## Required work
Determine how many lines below contain the word "author", then state only that figure.

[App and web page records]

◇ ◇ ◇

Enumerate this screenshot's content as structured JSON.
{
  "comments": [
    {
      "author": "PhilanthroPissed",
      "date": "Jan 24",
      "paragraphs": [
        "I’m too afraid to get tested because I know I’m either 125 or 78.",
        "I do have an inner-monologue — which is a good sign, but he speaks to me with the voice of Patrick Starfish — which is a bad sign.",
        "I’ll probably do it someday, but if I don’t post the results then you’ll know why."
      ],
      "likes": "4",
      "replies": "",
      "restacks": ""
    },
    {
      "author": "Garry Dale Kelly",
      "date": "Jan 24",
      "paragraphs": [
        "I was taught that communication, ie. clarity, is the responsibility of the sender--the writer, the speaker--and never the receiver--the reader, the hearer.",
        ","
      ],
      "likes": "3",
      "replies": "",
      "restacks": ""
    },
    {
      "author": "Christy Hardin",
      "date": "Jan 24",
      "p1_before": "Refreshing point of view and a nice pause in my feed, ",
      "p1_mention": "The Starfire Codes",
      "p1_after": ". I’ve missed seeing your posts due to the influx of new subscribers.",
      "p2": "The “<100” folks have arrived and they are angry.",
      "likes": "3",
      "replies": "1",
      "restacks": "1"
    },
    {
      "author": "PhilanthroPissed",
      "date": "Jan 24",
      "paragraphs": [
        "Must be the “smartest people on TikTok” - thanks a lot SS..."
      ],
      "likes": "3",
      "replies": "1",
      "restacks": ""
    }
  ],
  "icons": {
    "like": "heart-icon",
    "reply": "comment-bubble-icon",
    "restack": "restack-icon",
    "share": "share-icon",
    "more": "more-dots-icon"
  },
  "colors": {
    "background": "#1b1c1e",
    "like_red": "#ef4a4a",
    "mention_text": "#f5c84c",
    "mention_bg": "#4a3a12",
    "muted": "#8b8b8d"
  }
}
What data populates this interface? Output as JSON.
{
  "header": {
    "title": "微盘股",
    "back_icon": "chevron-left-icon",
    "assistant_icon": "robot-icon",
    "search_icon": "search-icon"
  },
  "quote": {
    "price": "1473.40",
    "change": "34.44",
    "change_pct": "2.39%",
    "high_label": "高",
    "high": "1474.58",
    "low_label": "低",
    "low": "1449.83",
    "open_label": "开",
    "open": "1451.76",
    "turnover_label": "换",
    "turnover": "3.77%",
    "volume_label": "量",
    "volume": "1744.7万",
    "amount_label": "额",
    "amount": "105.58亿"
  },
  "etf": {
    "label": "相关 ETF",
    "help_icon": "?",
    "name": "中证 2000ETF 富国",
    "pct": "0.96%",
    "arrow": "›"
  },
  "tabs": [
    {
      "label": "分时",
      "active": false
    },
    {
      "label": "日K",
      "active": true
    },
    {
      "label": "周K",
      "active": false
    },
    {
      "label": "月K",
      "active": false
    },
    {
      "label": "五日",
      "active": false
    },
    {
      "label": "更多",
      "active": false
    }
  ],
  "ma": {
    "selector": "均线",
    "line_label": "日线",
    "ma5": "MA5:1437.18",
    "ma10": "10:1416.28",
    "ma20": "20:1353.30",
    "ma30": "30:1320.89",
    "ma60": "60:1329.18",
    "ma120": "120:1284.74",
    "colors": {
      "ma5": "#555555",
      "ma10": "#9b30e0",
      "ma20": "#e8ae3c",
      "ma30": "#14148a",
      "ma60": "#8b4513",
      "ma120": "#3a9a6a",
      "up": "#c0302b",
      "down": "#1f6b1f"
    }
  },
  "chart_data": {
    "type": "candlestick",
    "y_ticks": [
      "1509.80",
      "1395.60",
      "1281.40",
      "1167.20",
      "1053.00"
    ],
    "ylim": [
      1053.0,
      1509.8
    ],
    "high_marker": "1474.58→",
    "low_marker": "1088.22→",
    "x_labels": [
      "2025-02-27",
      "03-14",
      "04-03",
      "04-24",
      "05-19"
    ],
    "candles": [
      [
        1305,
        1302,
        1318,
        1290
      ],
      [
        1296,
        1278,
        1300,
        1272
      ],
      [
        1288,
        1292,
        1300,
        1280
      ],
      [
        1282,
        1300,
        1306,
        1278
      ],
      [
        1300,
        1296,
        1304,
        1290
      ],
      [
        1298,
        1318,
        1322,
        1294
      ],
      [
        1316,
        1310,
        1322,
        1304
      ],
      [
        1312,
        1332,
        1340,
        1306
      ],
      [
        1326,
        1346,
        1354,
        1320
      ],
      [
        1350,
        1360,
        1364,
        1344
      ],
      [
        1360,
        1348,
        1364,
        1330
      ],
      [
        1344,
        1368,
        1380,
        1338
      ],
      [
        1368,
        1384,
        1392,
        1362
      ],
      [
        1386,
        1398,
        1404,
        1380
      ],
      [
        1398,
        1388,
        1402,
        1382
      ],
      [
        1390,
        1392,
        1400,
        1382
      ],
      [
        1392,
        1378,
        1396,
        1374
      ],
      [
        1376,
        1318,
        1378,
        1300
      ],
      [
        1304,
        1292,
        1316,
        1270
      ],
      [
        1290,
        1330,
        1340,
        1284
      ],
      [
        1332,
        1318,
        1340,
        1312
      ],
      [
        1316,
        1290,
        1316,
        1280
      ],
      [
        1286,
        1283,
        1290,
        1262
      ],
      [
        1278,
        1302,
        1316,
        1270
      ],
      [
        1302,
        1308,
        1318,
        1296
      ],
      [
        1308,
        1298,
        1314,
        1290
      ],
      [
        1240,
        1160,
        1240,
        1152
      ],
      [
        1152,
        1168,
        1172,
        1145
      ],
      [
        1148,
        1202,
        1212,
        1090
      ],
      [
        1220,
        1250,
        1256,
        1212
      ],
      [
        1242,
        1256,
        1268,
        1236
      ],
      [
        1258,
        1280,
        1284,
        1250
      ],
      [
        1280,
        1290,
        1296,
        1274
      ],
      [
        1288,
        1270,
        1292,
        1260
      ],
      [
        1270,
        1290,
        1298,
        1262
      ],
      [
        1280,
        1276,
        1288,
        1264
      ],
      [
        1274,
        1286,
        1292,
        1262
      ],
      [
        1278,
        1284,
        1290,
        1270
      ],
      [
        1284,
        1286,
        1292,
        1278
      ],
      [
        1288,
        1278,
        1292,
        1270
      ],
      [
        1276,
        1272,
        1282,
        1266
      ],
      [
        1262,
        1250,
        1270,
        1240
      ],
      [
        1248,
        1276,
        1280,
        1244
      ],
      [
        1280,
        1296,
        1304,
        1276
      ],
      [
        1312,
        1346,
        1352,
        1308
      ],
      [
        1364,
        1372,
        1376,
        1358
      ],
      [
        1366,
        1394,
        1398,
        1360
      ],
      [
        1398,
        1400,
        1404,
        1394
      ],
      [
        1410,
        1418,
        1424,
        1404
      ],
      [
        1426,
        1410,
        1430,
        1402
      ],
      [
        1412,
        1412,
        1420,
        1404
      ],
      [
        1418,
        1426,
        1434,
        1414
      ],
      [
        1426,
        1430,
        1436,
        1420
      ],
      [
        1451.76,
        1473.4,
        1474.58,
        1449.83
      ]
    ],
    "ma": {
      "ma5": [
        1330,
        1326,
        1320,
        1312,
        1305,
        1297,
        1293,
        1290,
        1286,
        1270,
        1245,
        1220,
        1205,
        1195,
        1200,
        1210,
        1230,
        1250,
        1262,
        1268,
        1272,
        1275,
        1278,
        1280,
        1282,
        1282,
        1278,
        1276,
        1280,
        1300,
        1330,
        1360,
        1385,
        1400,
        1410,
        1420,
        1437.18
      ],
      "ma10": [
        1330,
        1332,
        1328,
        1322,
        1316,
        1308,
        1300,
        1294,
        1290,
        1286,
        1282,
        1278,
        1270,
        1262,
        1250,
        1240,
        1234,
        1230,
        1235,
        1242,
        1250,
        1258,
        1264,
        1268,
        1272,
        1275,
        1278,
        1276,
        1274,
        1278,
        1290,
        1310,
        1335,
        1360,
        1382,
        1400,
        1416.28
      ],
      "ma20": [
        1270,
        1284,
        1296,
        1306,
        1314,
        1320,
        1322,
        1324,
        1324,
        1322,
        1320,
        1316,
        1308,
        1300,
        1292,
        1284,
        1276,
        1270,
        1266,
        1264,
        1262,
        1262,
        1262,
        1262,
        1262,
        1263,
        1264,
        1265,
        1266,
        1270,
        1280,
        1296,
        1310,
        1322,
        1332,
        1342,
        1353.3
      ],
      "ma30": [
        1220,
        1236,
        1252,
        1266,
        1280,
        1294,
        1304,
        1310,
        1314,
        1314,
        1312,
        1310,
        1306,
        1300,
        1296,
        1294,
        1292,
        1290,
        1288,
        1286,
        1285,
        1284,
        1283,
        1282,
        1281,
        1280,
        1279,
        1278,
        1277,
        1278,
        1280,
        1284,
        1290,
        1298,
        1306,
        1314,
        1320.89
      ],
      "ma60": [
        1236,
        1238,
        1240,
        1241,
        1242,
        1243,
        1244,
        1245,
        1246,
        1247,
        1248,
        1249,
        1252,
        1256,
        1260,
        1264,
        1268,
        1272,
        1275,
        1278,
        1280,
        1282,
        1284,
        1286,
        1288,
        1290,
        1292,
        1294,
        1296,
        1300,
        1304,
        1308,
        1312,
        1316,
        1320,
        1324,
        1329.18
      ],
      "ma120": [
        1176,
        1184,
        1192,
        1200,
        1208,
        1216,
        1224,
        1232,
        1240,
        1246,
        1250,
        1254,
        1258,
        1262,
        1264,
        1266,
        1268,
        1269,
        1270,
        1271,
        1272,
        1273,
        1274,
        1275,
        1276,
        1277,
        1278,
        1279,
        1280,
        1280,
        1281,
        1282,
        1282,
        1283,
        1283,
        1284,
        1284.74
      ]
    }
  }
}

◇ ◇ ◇

## Task answer
4